Professor Peter Knight
The Johns Hopkins University, MD, USA: Postdoctoral Research Fellow 1976-1981; ARC Meat Research Institute, Bristol: MRC Postdoctoral Training Fellow 1980-1982, Senior, then Principal Scientific Officer 1982-1990; Bristol University: Research Fellow 1991-1997; Leeds University: Lecturer 1997-2005, Reader 2005-2007, Professor of Molecular Contractility 2007-2017, Visiting Professor from 2017, Emeritus member Astbury Centre for Structural Molecular Biology from 2017.
I have been fascinated by motor proteins ever since an undergraduate practical class in phase contrast light microscopy where I saw myofibrils isolated from muscle contract when given ATP. Many questions entered my mind at that time: how could such a beautifully ordered structure assemble; how could its components turn over during the lifetime of the muscle cell; what molecular mechanism could convert chemical energy to mechanical force and movement?
Pursuing answers to these questions has drawn me into many collaborative projects where I have used a combination of whatever biochemical and structural methods might shed light. I have worked on the giant proteins titin and nebulin which act a templates for the precise assembly of the myofibril, and on the structure of the thick and thin filaments of muscle that interact to produce force. I have analysed how myosin molecules exchange into thick filaments in living muscle fibres. I have used X-ray diffraction of muscle fibres and electron microscopy of myosin and actin molecules to investigate the origins of movement. I have been able to exploit the diverse family of myosins that have been discovered in recent decades to get answers that were near-impossible using muscle myosin. It has been especially informative to use myosin-5 which can work as a single molecule to transport cargoes in the cell along actin filaments by walking along them.
An unexpected twist has been our discovery that some myosins incorporate a length of single alpha helix into the mechanical lever that amplifies small movements caused by ATP hydrolysis within the myosin motor domain into large movements along actin. This led us to realise that such SAH domains are widespread in the proteome, but we are far from understanding their roles, which are presumably diverse. We have explored the basis of the stability of SAH domains and their dynamics.

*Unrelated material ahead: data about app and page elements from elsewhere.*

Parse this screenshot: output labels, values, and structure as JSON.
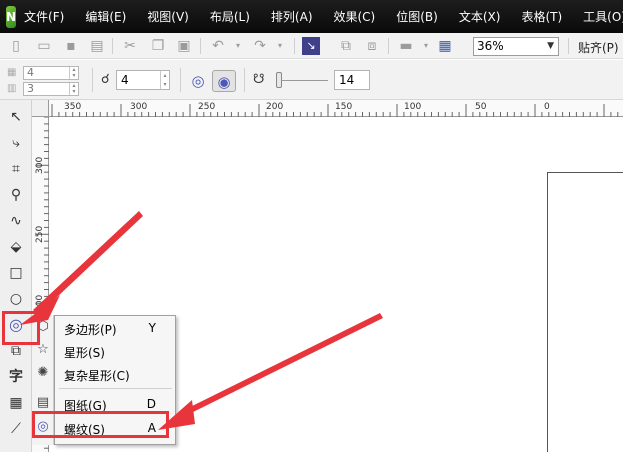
{
  "app": {
    "logo_glyph": "N"
  },
  "menubar": {
    "items": [
      "文件(F)",
      "编辑(E)",
      "视图(V)",
      "布局(L)",
      "排列(A)",
      "效果(C)",
      "位图(B)",
      "文本(X)",
      "表格(T)",
      "工具(O)"
    ]
  },
  "standard_toolbar": {
    "zoom_value": "36%",
    "snap_label": "贴齐(P)"
  },
  "property_bar": {
    "object_size_w": "4",
    "object_size_h": "3",
    "spiral_revolutions": "4",
    "expansion_value": "14"
  },
  "ruler": {
    "h_ticks": [
      "350",
      "300",
      "250",
      "200",
      "150",
      "100",
      "50",
      "0"
    ],
    "v_ticks": [
      "300",
      "250",
      "200"
    ]
  },
  "flyout": {
    "items": [
      {
        "label": "多边形(P)",
        "shortcut": "Y",
        "icon": "polygon-icon"
      },
      {
        "label": "星形(S)",
        "shortcut": "",
        "icon": "star-icon"
      },
      {
        "label": "复杂星形(C)",
        "shortcut": "",
        "icon": "complex-star-icon"
      },
      {
        "label": "图纸(G)",
        "shortcut": "D",
        "icon": "graph-paper-icon"
      },
      {
        "label": "螺纹(S)",
        "shortcut": "A",
        "icon": "spiral-icon"
      }
    ]
  },
  "toolbox": {
    "text_tool_glyph": "字"
  },
  "colors": {
    "highlight": "#e8353c",
    "menubar_bg": "#111111",
    "spiral_accent": "#4b58b6"
  }
}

Movement and transport of a different kind is produced by dynein, a motor protein from a completely different evolutionary lineage from myosin. In the cell, this motor transports cargoes along microtubules rather than actin filaments. It is also responsible for the beating movement of animal cilia and flagella, such as in sperm cells. Using electron microscopy we were able to examine dynein structure in detail, describe the structural changes induced by ATP hydrolysis and see how a two headed dynein walked along the microtubule.
Motor proteins need to be regulated so that they are switched off when they are not needed. Our electron microscopy work has shown that for myosins this is achieved by the motor domains interacting with each other and/or with other parts of the molecule. A particularly satisfying mechanism is used by myosin-5: when the cargo-binding part of the molecule has no cargo it binds to the two motors and turns them off<h4>Research projects</h4> <p>Any research projects I'm currently working on will be listed below. Our list of all <a href="https://biologicalsciences.leeds.ac.uk/dir/research-projects">research projects</a> allows you to view and search the full list of projects in the faculty.</p>
- King's College London PhD Interactions between muscle proteins actin and myosin
- King's College London BSc Biology
- British Biophysical Society
Research groups and institutes
- Structural Biology